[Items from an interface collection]
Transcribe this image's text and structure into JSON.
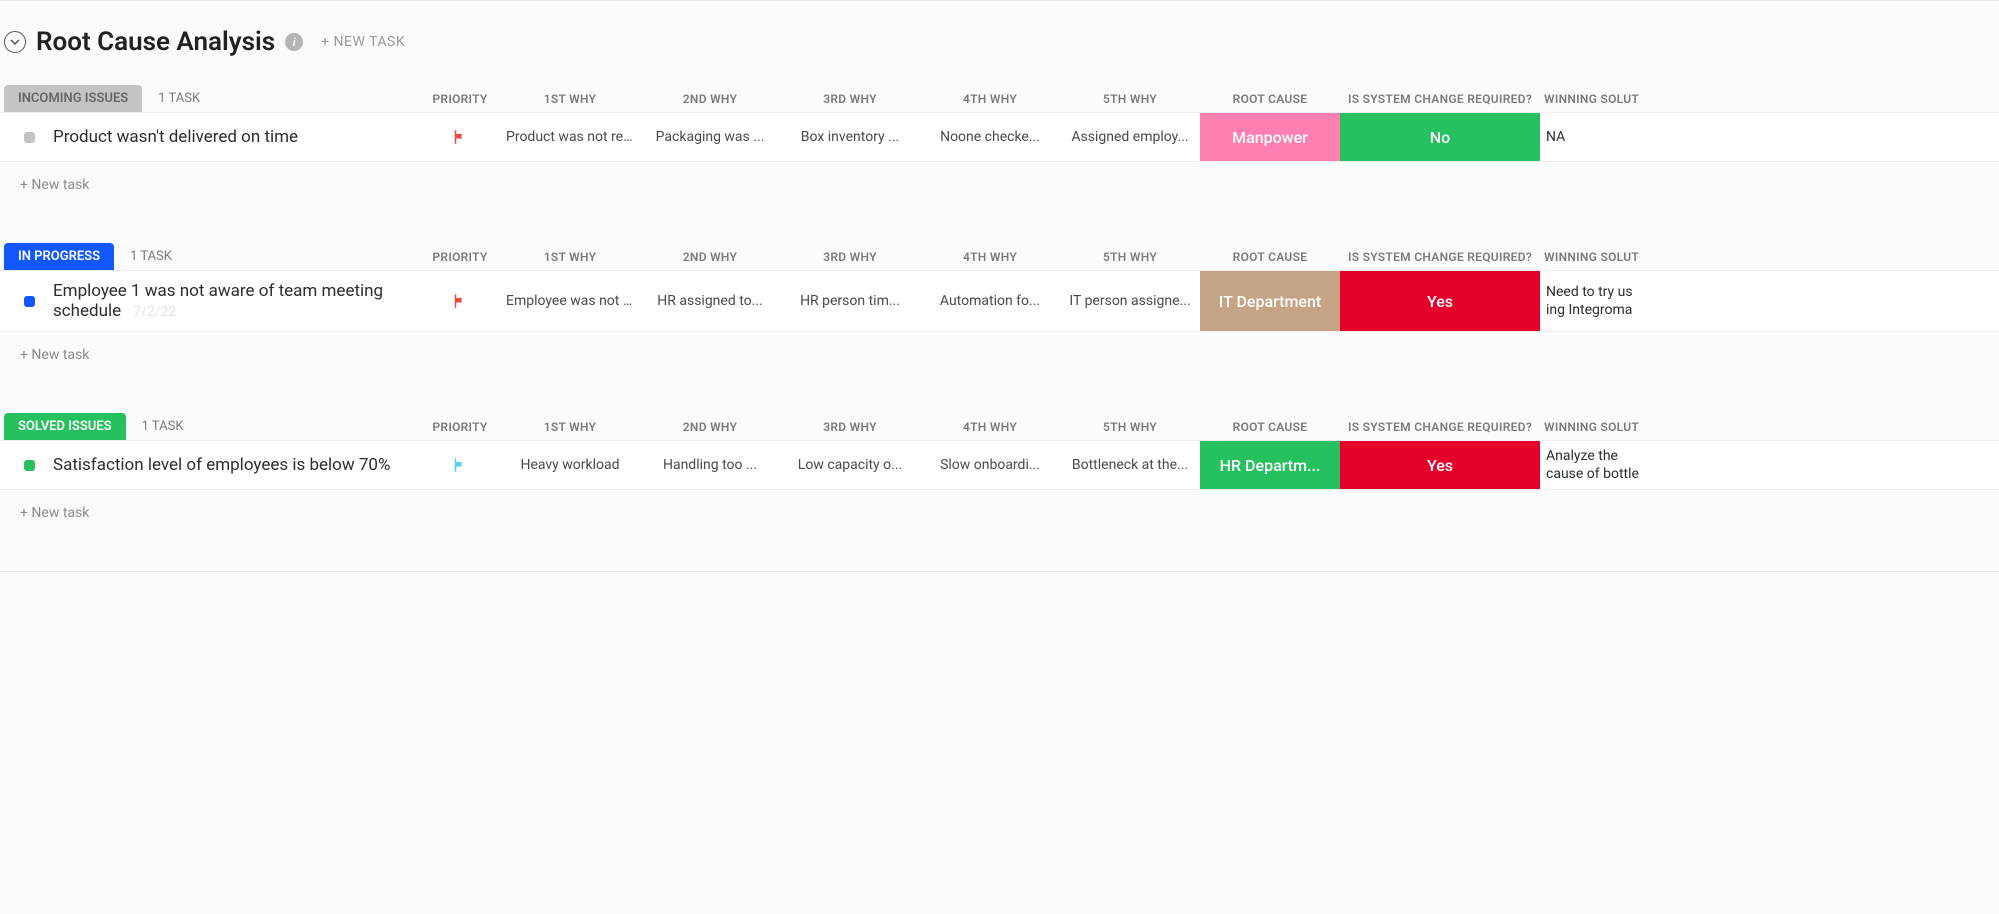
{
  "header": {
    "title": "Root Cause Analysis",
    "new_task_label": "+ NEW TASK"
  },
  "columns": {
    "priority": "PRIORITY",
    "why1": "1ST WHY",
    "why2": "2ND WHY",
    "why3": "3RD WHY",
    "why4": "4TH WHY",
    "why5": "5TH WHY",
    "root_cause": "ROOT CAUSE",
    "sys_change": "IS SYSTEM CHANGE REQUIRED?",
    "winning": "WINNING SOLUT"
  },
  "groups": [
    {
      "status_label": "INCOMING ISSUES",
      "status_class": "grey",
      "count_label": "1 TASK",
      "new_task_label": "+ New task",
      "tasks": [
        {
          "title": "Product wasn't delivered on time",
          "ghost_date": "",
          "priority_class": "flag-red",
          "why1": "Product was not rea...",
          "why2": "Packaging was ...",
          "why3": "Box inventory ...",
          "why4": "Noone checke...",
          "why5": "Assigned employ...",
          "root_cause": "Manpower",
          "root_cause_class": "manpower",
          "sys_change": "No",
          "sys_change_class": "no",
          "winning": "NA"
        }
      ]
    },
    {
      "status_label": "IN PROGRESS",
      "status_class": "blue",
      "count_label": "1 TASK",
      "new_task_label": "+ New task",
      "tasks": [
        {
          "title": "Employee 1 was not aware of team meeting schedule",
          "ghost_date": "7/2/22",
          "priority_class": "flag-red",
          "why1": "Employee was not b...",
          "why2": "HR assigned to...",
          "why3": "HR person tim...",
          "why4": "Automation fo...",
          "why5": "IT person assigne...",
          "root_cause": "IT Department",
          "root_cause_class": "it",
          "sys_change": "Yes",
          "sys_change_class": "yes",
          "winning": "Need to try us ing Integroma"
        }
      ]
    },
    {
      "status_label": "SOLVED ISSUES",
      "status_class": "green",
      "count_label": "1 TASK",
      "new_task_label": "+ New task",
      "tasks": [
        {
          "title": "Satisfaction level of employees is below 70%",
          "ghost_date": "",
          "priority_class": "flag-sky",
          "why1": "Heavy workload",
          "why2": "Handling too ...",
          "why3": "Low capacity o...",
          "why4": "Slow onboardi...",
          "why5": "Bottleneck at the...",
          "root_cause": "HR Departm...",
          "root_cause_class": "hr",
          "sys_change": "Yes",
          "sys_change_class": "yes",
          "winning": "Analyze the cause of bottle"
        }
      ]
    }
  ]
}
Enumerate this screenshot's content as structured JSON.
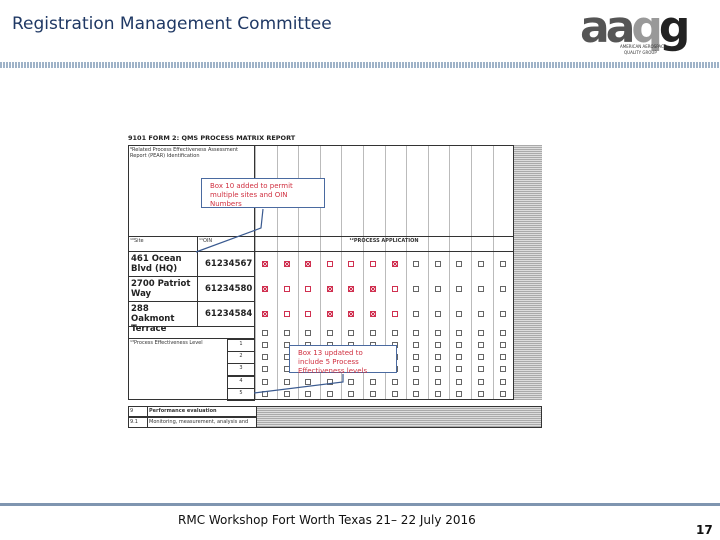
{
  "header": {
    "title": "Registration Management Committee",
    "logo_text": "aaqg",
    "logo_sub1": "AMERICAN AEROSPACE",
    "logo_sub2": "QUALITY GROUP"
  },
  "form": {
    "title": "9101 FORM 2: QMS PROCESS MATRIX REPORT",
    "pear_label": "⁹Related Process Effectiveness Assessment Report (PEAR) Identification",
    "site_label": "¹⁰Site",
    "oin_label": "¹¹OIN",
    "process_label": "¹²PROCESS APPLICATION",
    "sites": [
      {
        "name": "461 Ocean Blvd (HQ)",
        "oin": "61234567",
        "checks": [
          "x",
          "x",
          "x",
          "r",
          "r",
          "r",
          "x",
          "",
          "",
          "",
          "",
          ""
        ]
      },
      {
        "name": "2700 Patriot Way",
        "oin": "61234580",
        "checks": [
          "x",
          "r",
          "r",
          "x",
          "x",
          "x",
          "r",
          "",
          "",
          "",
          "",
          ""
        ]
      },
      {
        "name": "288 Oakmont Terrace",
        "oin": "61234584",
        "checks": [
          "x",
          "r",
          "r",
          "x",
          "x",
          "x",
          "r",
          "",
          "",
          "",
          "",
          ""
        ]
      }
    ],
    "pe_label": "¹³Process Effectiveness Level",
    "pe_levels": [
      "1",
      "2",
      "3",
      "4",
      "5"
    ],
    "bottom_rows": [
      {
        "num": "9",
        "label": "Performance evaluation"
      },
      {
        "num": "9.1",
        "label": "Monitoring, measurement, analysis and"
      }
    ],
    "callout1": "Box 10 added to permit multiple sites and OIN Numbers",
    "callout2": "Box 13 updated to include 5 Process Effectiveness levels"
  },
  "footer": {
    "text": "RMC Workshop Fort Worth Texas 21– 22 July 2016",
    "page": "17"
  }
}
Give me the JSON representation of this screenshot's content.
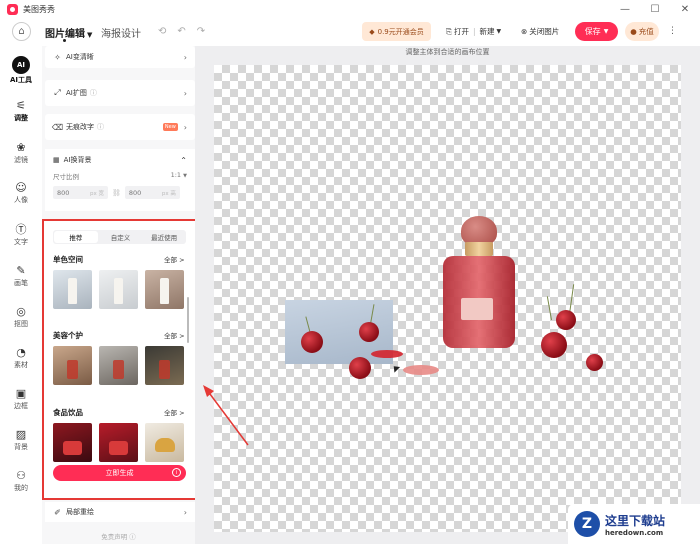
{
  "app": {
    "title": "美图秀秀"
  },
  "window_controls": {
    "minimize": "—",
    "maximize": "☐",
    "close": "✕"
  },
  "toolbar": {
    "tab_edit": "图片编辑",
    "tab_poster": "海报设计",
    "vip_label": "0.9元开通会员",
    "open_label": "打开",
    "new_label": "新建",
    "close_image_label": "关闭图片",
    "save_label": "保存",
    "recharge_label": "充值"
  },
  "rail": {
    "items": [
      {
        "label": "AI工具"
      },
      {
        "label": "调整"
      },
      {
        "label": "滤镜"
      },
      {
        "label": "人像"
      },
      {
        "label": "文字"
      },
      {
        "label": "画笔"
      },
      {
        "label": "抠图"
      },
      {
        "label": "素材"
      },
      {
        "label": "边框"
      },
      {
        "label": "背景"
      },
      {
        "label": "我的"
      }
    ],
    "ai_badge": "AI"
  },
  "panel": {
    "ai_clarity": "AI变清晰",
    "ai_expand": "AI扩图",
    "remove_text": "无痕改字",
    "new_badge": "New",
    "ai_bg": "AI换背景",
    "size_ratio_label": "尺寸比例",
    "size_ratio_value": "1:1",
    "width": "800",
    "width_unit": "px 宽",
    "height": "800",
    "height_unit": "px 高",
    "tabs": [
      "推荐",
      "自定义",
      "最近使用"
    ],
    "categories": [
      {
        "title": "单色空间",
        "all": "全部 >"
      },
      {
        "title": "美容个护",
        "all": "全部 >"
      },
      {
        "title": "食品饮品",
        "all": "全部 >"
      }
    ],
    "generate_label": "立即生成",
    "local_redraw": "局部重绘",
    "disclaimer": "免责声明"
  },
  "canvas": {
    "hint": "调整主体到合适的画布位置"
  },
  "watermark": {
    "cn": "这里下载站",
    "en": "heredown.com",
    "logo": "Z"
  },
  "colors": {
    "accent": "#ff2d55",
    "highlight_box": "#e53935",
    "vip_bg": "#ffe8d6"
  }
}
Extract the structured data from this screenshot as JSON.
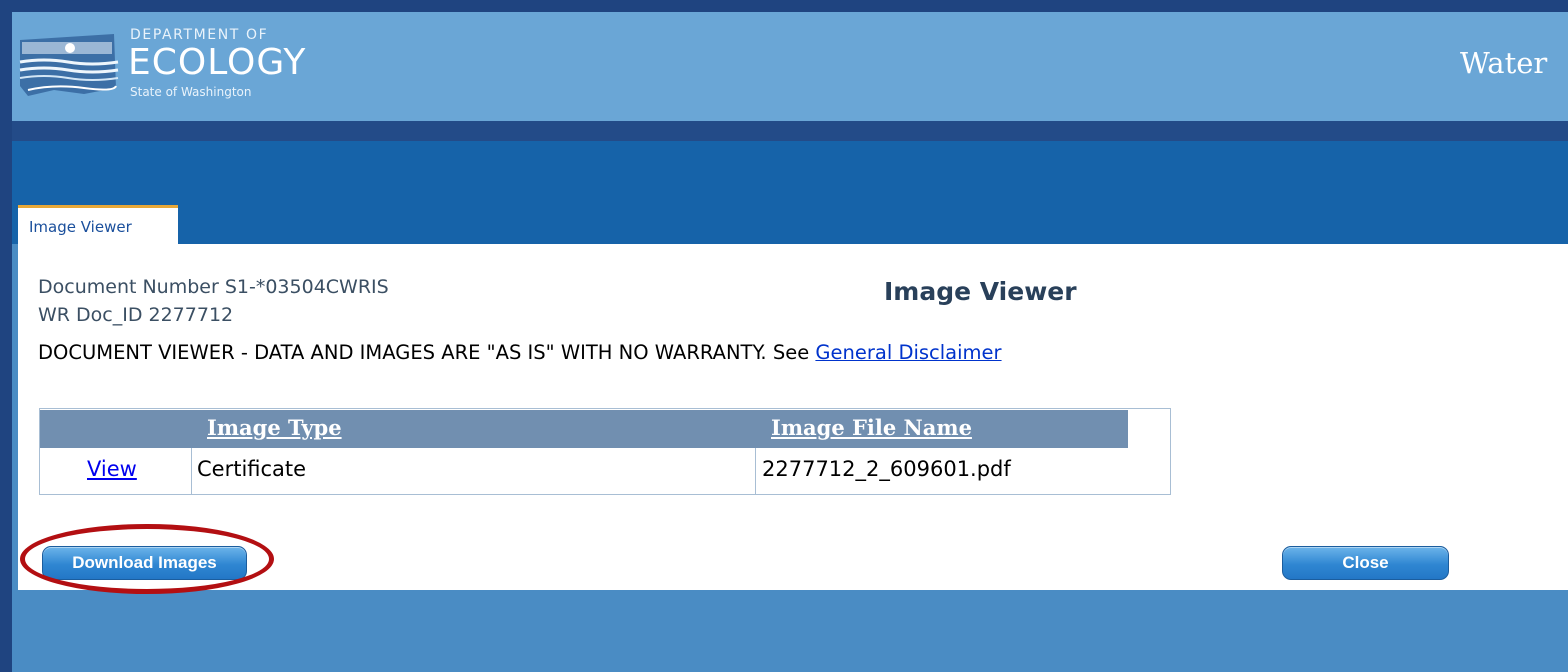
{
  "header": {
    "logo": {
      "line1": "DEPARTMENT OF",
      "line2": "ECOLOGY",
      "line3": "State of Washington"
    },
    "right_title": "Water"
  },
  "tab": {
    "label": "Image Viewer"
  },
  "document": {
    "number_text": "Document Number S1-*03504CWRIS",
    "doc_id_text": "WR Doc_ID 2277712",
    "title": "Image Viewer",
    "disclaimer_text": "DOCUMENT VIEWER - DATA AND IMAGES ARE \"AS IS\" WITH NO WARRANTY. See ",
    "disclaimer_link": "General Disclaimer"
  },
  "table": {
    "headers": {
      "type": "Image Type",
      "file": "Image File Name"
    },
    "rows": [
      {
        "action": "View",
        "type": "Certificate",
        "file": "2277712_2_609601.pdf"
      }
    ]
  },
  "buttons": {
    "download": "Download Images",
    "close": "Close"
  },
  "colors": {
    "page_border": "#1f4480",
    "header_bg": "#6aa6d6",
    "nav_bar": "#1663a9",
    "tab_accent": "#e8a838",
    "table_header": "#718fb0",
    "button": "#2f86d2",
    "annotation_circle": "#b30f12"
  },
  "icons": {
    "logo": "washington-state-map-logo-icon"
  },
  "annotation": {
    "description": "red-circle-highlighting-download-button"
  }
}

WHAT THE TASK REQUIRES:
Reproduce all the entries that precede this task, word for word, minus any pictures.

SOLUTION TO THE EXERCISE:
Transcribe this image's text and structure into JSON.
{
  "header": {
    "title": "Root Cause Analysis",
    "new_task_label": "+ NEW TASK"
  },
  "columns": {
    "priority": "PRIORITY",
    "why1": "1ST WHY",
    "why2": "2ND WHY",
    "why3": "3RD WHY",
    "why4": "4TH WHY",
    "why5": "5TH WHY",
    "root_cause": "ROOT CAUSE",
    "sys_change": "IS SYSTEM CHANGE REQUIRED?",
    "winning": "WINNING SOLUT"
  },
  "groups": [
    {
      "status_label": "INCOMING ISSUES",
      "status_class": "grey",
      "count_label": "1 TASK",
      "new_task_label": "+ New task",
      "tasks": [
        {
          "title": "Product wasn't delivered on time",
          "ghost_date": "",
          "priority_class": "flag-red",
          "why1": "Product was not rea...",
          "why2": "Packaging was ...",
          "why3": "Box inventory ...",
          "why4": "Noone checke...",
          "why5": "Assigned employ...",
          "root_cause": "Manpower",
          "root_cause_class": "manpower",
          "sys_change": "No",
          "sys_change_class": "no",
          "winning": "NA"
        }
      ]
    },
    {
      "status_label": "IN PROGRESS",
      "status_class": "blue",
      "count_label": "1 TASK",
      "new_task_label": "+ New task",
      "tasks": [
        {
          "title": "Employee 1 was not aware of team meeting schedule",
          "ghost_date": "7/2/22",
          "priority_class": "flag-red",
          "why1": "Employee was not b...",
          "why2": "HR assigned to...",
          "why3": "HR person tim...",
          "why4": "Automation fo...",
          "why5": "IT person assigne...",
          "root_cause": "IT Department",
          "root_cause_class": "it",
          "sys_change": "Yes",
          "sys_change_class": "yes",
          "winning": "Need to try us ing Integroma"
        }
      ]
    },
    {
      "status_label": "SOLVED ISSUES",
      "status_class": "green",
      "count_label": "1 TASK",
      "new_task_label": "+ New task",
      "tasks": [
        {
          "title": "Satisfaction level of employees is below 70%",
          "ghost_date": "",
          "priority_class": "flag-sky",
          "why1": "Heavy workload",
          "why2": "Handling too ...",
          "why3": "Low capacity o...",
          "why4": "Slow onboardi...",
          "why5": "Bottleneck at the...",
          "root_cause": "HR Departm...",
          "root_cause_class": "hr",
          "sys_change": "Yes",
          "sys_change_class": "yes",
          "winning": "Analyze the cause of bottle"
        }
      ]
    }
  ]
}
Enumerate this screenshot's content as structured JSON.
{
  "header": {
    "title": "Registration Management Committee",
    "logo_text": "aaqg",
    "logo_sub1": "AMERICAN AEROSPACE",
    "logo_sub2": "QUALITY GROUP"
  },
  "form": {
    "title": "9101 FORM 2: QMS PROCESS MATRIX REPORT",
    "pear_label": "⁹Related Process Effectiveness Assessment Report (PEAR) Identification",
    "site_label": "¹⁰Site",
    "oin_label": "¹¹OIN",
    "process_label": "¹²PROCESS APPLICATION",
    "sites": [
      {
        "name": "461 Ocean Blvd (HQ)",
        "oin": "61234567",
        "checks": [
          "x",
          "x",
          "x",
          "r",
          "r",
          "r",
          "x",
          "",
          "",
          "",
          "",
          ""
        ]
      },
      {
        "name": "2700 Patriot Way",
        "oin": "61234580",
        "checks": [
          "x",
          "r",
          "r",
          "x",
          "x",
          "x",
          "r",
          "",
          "",
          "",
          "",
          ""
        ]
      },
      {
        "name": "288 Oakmont Terrace",
        "oin": "61234584",
        "checks": [
          "x",
          "r",
          "r",
          "x",
          "x",
          "x",
          "r",
          "",
          "",
          "",
          "",
          ""
        ]
      }
    ],
    "pe_label": "¹³Process Effectiveness Level",
    "pe_levels": [
      "1",
      "2",
      "3",
      "4",
      "5"
    ],
    "bottom_rows": [
      {
        "num": "9",
        "label": "Performance evaluation"
      },
      {
        "num": "9.1",
        "label": "Monitoring, measurement, analysis and"
      }
    ],
    "callout1": "Box 10 added to permit multiple sites and OIN Numbers",
    "callout2": "Box 13 updated to include 5 Process Effectiveness levels"
  },
  "footer": {
    "text": "RMC Workshop Fort Worth Texas 21– 22 July 2016",
    "page": "17"
  }
}
Give me the JSON representation of this screenshot's content.
{
  "app": {
    "title": "美图秀秀"
  },
  "window_controls": {
    "minimize": "—",
    "maximize": "☐",
    "close": "✕"
  },
  "toolbar": {
    "tab_edit": "图片编辑",
    "tab_poster": "海报设计",
    "vip_label": "0.9元开通会员",
    "open_label": "打开",
    "new_label": "新建",
    "close_image_label": "关闭图片",
    "save_label": "保存",
    "recharge_label": "充值"
  },
  "rail": {
    "items": [
      {
        "label": "AI工具"
      },
      {
        "label": "调整"
      },
      {
        "label": "滤镜"
      },
      {
        "label": "人像"
      },
      {
        "label": "文字"
      },
      {
        "label": "画笔"
      },
      {
        "label": "抠图"
      },
      {
        "label": "素材"
      },
      {
        "label": "边框"
      },
      {
        "label": "背景"
      },
      {
        "label": "我的"
      }
    ],
    "ai_badge": "AI"
  },
  "panel": {
    "ai_clarity": "AI变清晰",
    "ai_expand": "AI扩图",
    "remove_text": "无痕改字",
    "new_badge": "New",
    "ai_bg": "AI换背景",
    "size_ratio_label": "尺寸比例",
    "size_ratio_value": "1:1",
    "width": "800",
    "width_unit": "px 宽",
    "height": "800",
    "height_unit": "px 高",
    "tabs": [
      "推荐",
      "自定义",
      "最近使用"
    ],
    "categories": [
      {
        "title": "单色空间",
        "all": "全部 >"
      },
      {
        "title": "美容个护",
        "all": "全部 >"
      },
      {
        "title": "食品饮品",
        "all": "全部 >"
      }
    ],
    "generate_label": "立即生成",
    "local_redraw": "局部重绘",
    "disclaimer": "免责声明"
  },
  "canvas": {
    "hint": "调整主体到合适的画布位置"
  },
  "watermark": {
    "cn": "这里下载站",
    "en": "heredown.com",
    "logo": "Z"
  },
  "colors": {
    "accent": "#ff2d55",
    "highlight_box": "#e53935",
    "vip_bg": "#ffe8d6"
  }
}
Extract the structured data from this screenshot as JSON.
{
  "header": {
    "logo": {
      "line1": "DEPARTMENT OF",
      "line2": "ECOLOGY",
      "line3": "State of Washington"
    },
    "right_title": "Water"
  },
  "tab": {
    "label": "Image Viewer"
  },
  "document": {
    "number_text": "Document Number S1-*03504CWRIS",
    "doc_id_text": "WR Doc_ID 2277712",
    "title": "Image Viewer",
    "disclaimer_text": "DOCUMENT VIEWER - DATA AND IMAGES ARE \"AS IS\" WITH NO WARRANTY. See ",
    "disclaimer_link": "General Disclaimer"
  },
  "table": {
    "headers": {
      "type": "Image Type",
      "file": "Image File Name"
    },
    "rows": [
      {
        "action": "View",
        "type": "Certificate",
        "file": "2277712_2_609601.pdf"
      }
    ]
  },
  "buttons": {
    "download": "Download Images",
    "close": "Close"
  },
  "colors": {
    "page_border": "#1f4480",
    "header_bg": "#6aa6d6",
    "nav_bar": "#1663a9",
    "tab_accent": "#e8a838",
    "table_header": "#718fb0",
    "button": "#2f86d2",
    "annotation_circle": "#b30f12"
  },
  "icons": {
    "logo": "washington-state-map-logo-icon"
  },
  "annotation": {
    "description": "red-circle-highlighting-download-button"
  }
}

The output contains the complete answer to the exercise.